Their search appears to be over, however, as they have reached an agreement to move to Sarasota:

The Atlanta Braves formally plan to move the team’s spring training home to North Port in 2019, the team and Sarasota County announced Tuesday afternoon.

The announcement set the stage for final negotiations this spring on a contract to bring the Major League Baseball team to a new complex in the West Villages district just south of West Villages Parkway and U.S. 41, near the State College of Florida campus in North Port.

It’ll be a $75-$80 million complex on 70 acres. The story says it’s envisioned to anchor a “town center” commercial and residential district. If anyone has ever been to a spring training facility, however, one knows how ridiculous such an idea is. There is nothing more geographically un-centered and dispersed than a spring training facility. It’s a sea of open fields which private citizens generally cannot access and large parking lots. These facilities typically require major arteries, not quaint town streets, for reasonable access. The best any facilities do to integrate with surrounding communities can be seen in Fort Myers with the Twins and in Surprise, Arizona with the Rangers and Royals, where the facilities are part of larger community parks and recreation centers. That’s OK, and certainly better than nothing, but they’re not the anchors of the vibrant live/work/shop developments like the Braves and Sarasota are describing here.

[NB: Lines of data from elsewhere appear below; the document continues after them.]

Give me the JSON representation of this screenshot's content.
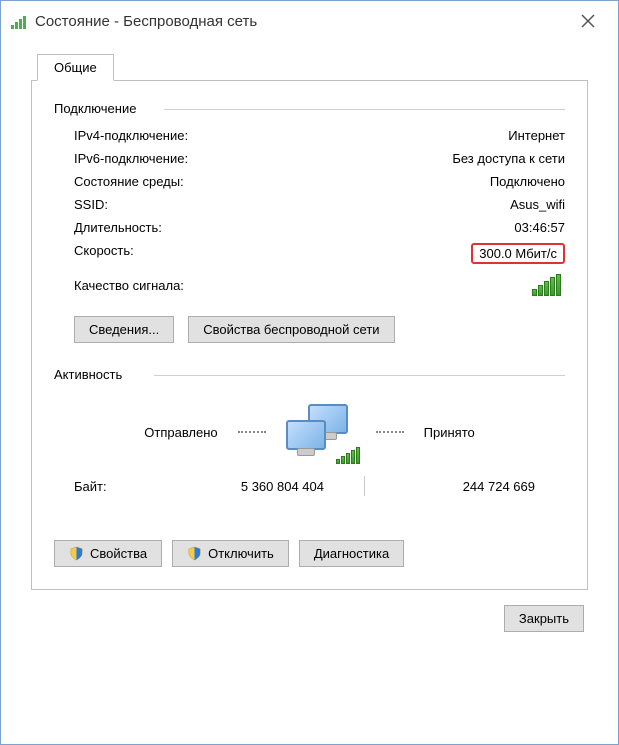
{
  "window": {
    "title": "Состояние - Беспроводная сеть"
  },
  "tab": {
    "general": "Общие"
  },
  "connection": {
    "group_label": "Подключение",
    "ipv4_label": "IPv4-подключение:",
    "ipv4_value": "Интернет",
    "ipv6_label": "IPv6-подключение:",
    "ipv6_value": "Без доступа к сети",
    "media_label": "Состояние среды:",
    "media_value": "Подключено",
    "ssid_label": "SSID:",
    "ssid_value": "Asus_wifi",
    "duration_label": "Длительность:",
    "duration_value": "03:46:57",
    "speed_label": "Скорость:",
    "speed_value": "300.0 Мбит/с",
    "signal_label": "Качество сигнала:"
  },
  "buttons": {
    "details": "Сведения...",
    "wireless_props": "Свойства беспроводной сети",
    "properties": "Свойства",
    "disable": "Отключить",
    "diagnose": "Диагностика",
    "close": "Закрыть"
  },
  "activity": {
    "group_label": "Активность",
    "sent_label": "Отправлено",
    "received_label": "Принято",
    "bytes_label": "Байт:",
    "bytes_sent": "5 360 804 404",
    "bytes_received": "244 724 669"
  }
}
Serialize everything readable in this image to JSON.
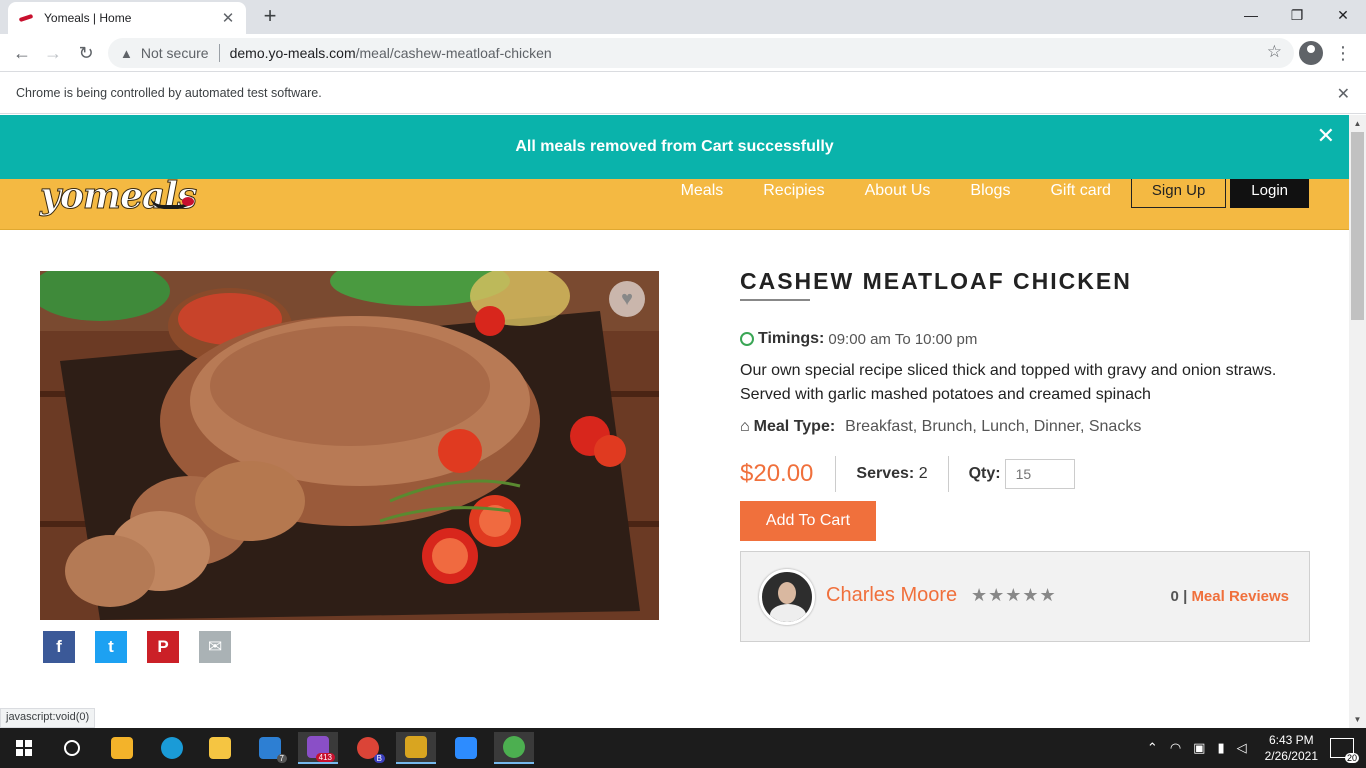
{
  "browser": {
    "tab_title": "Yomeals | Home",
    "security_label": "Not secure",
    "url_host": "demo.yo-meals.com",
    "url_path": "/meal/cashew-meatloaf-chicken",
    "infobar_text": "Chrome is being controlled by automated test software.",
    "status_url": "javascript:void(0)"
  },
  "toast": {
    "message": "All meals removed from Cart successfully",
    "close": "✕"
  },
  "header": {
    "logo_text": "yomeals",
    "nav": [
      "Meals",
      "Recipies",
      "About Us",
      "Blogs",
      "Gift card"
    ],
    "signup": "Sign Up",
    "login": "Login"
  },
  "meal": {
    "title": "CASHEW MEATLOAF CHICKEN",
    "timings_label": "Timings:",
    "timings_value": "09:00 am To 10:00 pm",
    "description": "Our own special recipe sliced thick and topped with gravy and onion straws. Served with garlic mashed potatoes and creamed spinach",
    "meal_type_label": "Meal Type:",
    "meal_type_value": "Breakfast, Brunch, Lunch, Dinner, Snacks",
    "price": "$20.00",
    "serves_label": "Serves:",
    "serves_value": "2",
    "qty_label": "Qty:",
    "qty_placeholder": "15",
    "add_to_cart": "Add To Cart"
  },
  "chef": {
    "name": "Charles Moore",
    "stars": "★★★★★",
    "rating": 0,
    "review_count": "0",
    "review_sep": "|",
    "review_link": "Meal Reviews"
  },
  "share": {
    "facebook": "f",
    "twitter": "t",
    "pinterest": "P",
    "email": "✉"
  },
  "taskbar": {
    "time": "6:43 PM",
    "date": "2/26/2021",
    "mail_badge": "7",
    "app_badge": "413",
    "chrome_b_badge": "B",
    "notification_count": "20"
  },
  "colors": {
    "header_bg": "#f4b942",
    "toast_bg": "#0ab3ab",
    "accent": "#f0703c"
  }
}
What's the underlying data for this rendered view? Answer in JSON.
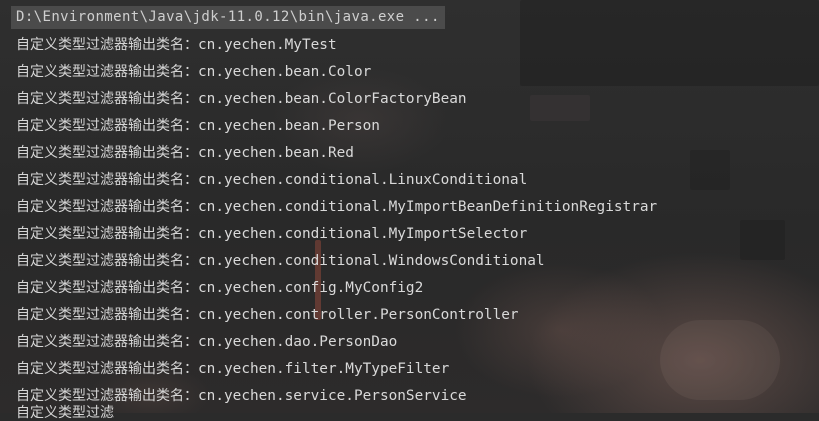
{
  "console": {
    "command_path": "D:\\Environment\\Java\\jdk-11.0.12\\bin\\java.exe ...",
    "lines": [
      {
        "label": "自定义类型过滤器输出类名：",
        "class_name": "cn.yechen.MyTest"
      },
      {
        "label": "自定义类型过滤器输出类名：",
        "class_name": "cn.yechen.bean.Color"
      },
      {
        "label": "自定义类型过滤器输出类名：",
        "class_name": "cn.yechen.bean.ColorFactoryBean"
      },
      {
        "label": "自定义类型过滤器输出类名：",
        "class_name": "cn.yechen.bean.Person"
      },
      {
        "label": "自定义类型过滤器输出类名：",
        "class_name": "cn.yechen.bean.Red"
      },
      {
        "label": "自定义类型过滤器输出类名：",
        "class_name": "cn.yechen.conditional.LinuxConditional"
      },
      {
        "label": "自定义类型过滤器输出类名：",
        "class_name": "cn.yechen.conditional.MyImportBeanDefinitionRegistrar"
      },
      {
        "label": "自定义类型过滤器输出类名：",
        "class_name": "cn.yechen.conditional.MyImportSelector"
      },
      {
        "label": "自定义类型过滤器输出类名：",
        "class_name": "cn.yechen.conditional.WindowsConditional"
      },
      {
        "label": "自定义类型过滤器输出类名：",
        "class_name": "cn.yechen.config.MyConfig2"
      },
      {
        "label": "自定义类型过滤器输出类名：",
        "class_name": "cn.yechen.controller.PersonController"
      },
      {
        "label": "自定义类型过滤器输出类名：",
        "class_name": "cn.yechen.dao.PersonDao"
      },
      {
        "label": "自定义类型过滤器输出类名：",
        "class_name": "cn.yechen.filter.MyTypeFilter"
      },
      {
        "label": "自定义类型过滤器输出类名：",
        "class_name": "cn.yechen.service.PersonService"
      }
    ],
    "partial_line": "自定义类型过滤"
  },
  "colors": {
    "background": "#2b2b2b",
    "path_highlight": "#4b4b4b",
    "text": "#d9d9d9"
  }
}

But of course everyone involved has to say that, because selling such facilities as the engine of pie-in-the-sky development is a key part of making the large expenditure of public funds seem more palatable. And yes, there will be a big expenditure of public funds here: the Braves will be getting $56 million in taxpayer subsidies for the new place, some from the state, some from the county. The amount from the county, by the way, is calculated to fall just below the threshold required for a public vote on the expenditure. The Braves have always been blessed with the ability to avoid public votes for their corporate welfare, of course.

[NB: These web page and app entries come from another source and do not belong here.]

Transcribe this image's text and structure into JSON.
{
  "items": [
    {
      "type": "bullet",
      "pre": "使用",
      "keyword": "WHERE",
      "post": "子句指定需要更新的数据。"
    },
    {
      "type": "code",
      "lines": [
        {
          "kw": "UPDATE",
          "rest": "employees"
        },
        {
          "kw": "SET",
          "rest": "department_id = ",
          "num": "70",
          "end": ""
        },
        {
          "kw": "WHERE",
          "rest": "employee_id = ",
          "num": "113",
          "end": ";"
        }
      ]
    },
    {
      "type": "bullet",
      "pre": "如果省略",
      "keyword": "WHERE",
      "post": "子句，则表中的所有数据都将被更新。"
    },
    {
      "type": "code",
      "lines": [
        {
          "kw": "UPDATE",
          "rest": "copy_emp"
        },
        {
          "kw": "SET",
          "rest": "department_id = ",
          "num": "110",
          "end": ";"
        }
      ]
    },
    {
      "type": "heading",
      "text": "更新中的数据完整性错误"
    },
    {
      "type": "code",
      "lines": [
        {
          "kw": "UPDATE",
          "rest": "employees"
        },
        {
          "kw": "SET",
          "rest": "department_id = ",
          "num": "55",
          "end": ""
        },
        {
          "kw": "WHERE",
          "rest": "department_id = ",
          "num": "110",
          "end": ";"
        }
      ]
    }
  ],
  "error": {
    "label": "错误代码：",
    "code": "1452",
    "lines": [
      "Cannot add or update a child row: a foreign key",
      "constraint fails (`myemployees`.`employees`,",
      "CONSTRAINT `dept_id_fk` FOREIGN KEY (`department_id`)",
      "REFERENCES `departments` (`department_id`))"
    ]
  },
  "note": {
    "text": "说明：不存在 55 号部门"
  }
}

One wonders how many other wealthy private businesses owned by multinational corporations get tens of millions in tax dollars to build employee training centers. Not many, I’m sure. The Braves always seem to luck out in this regard, however.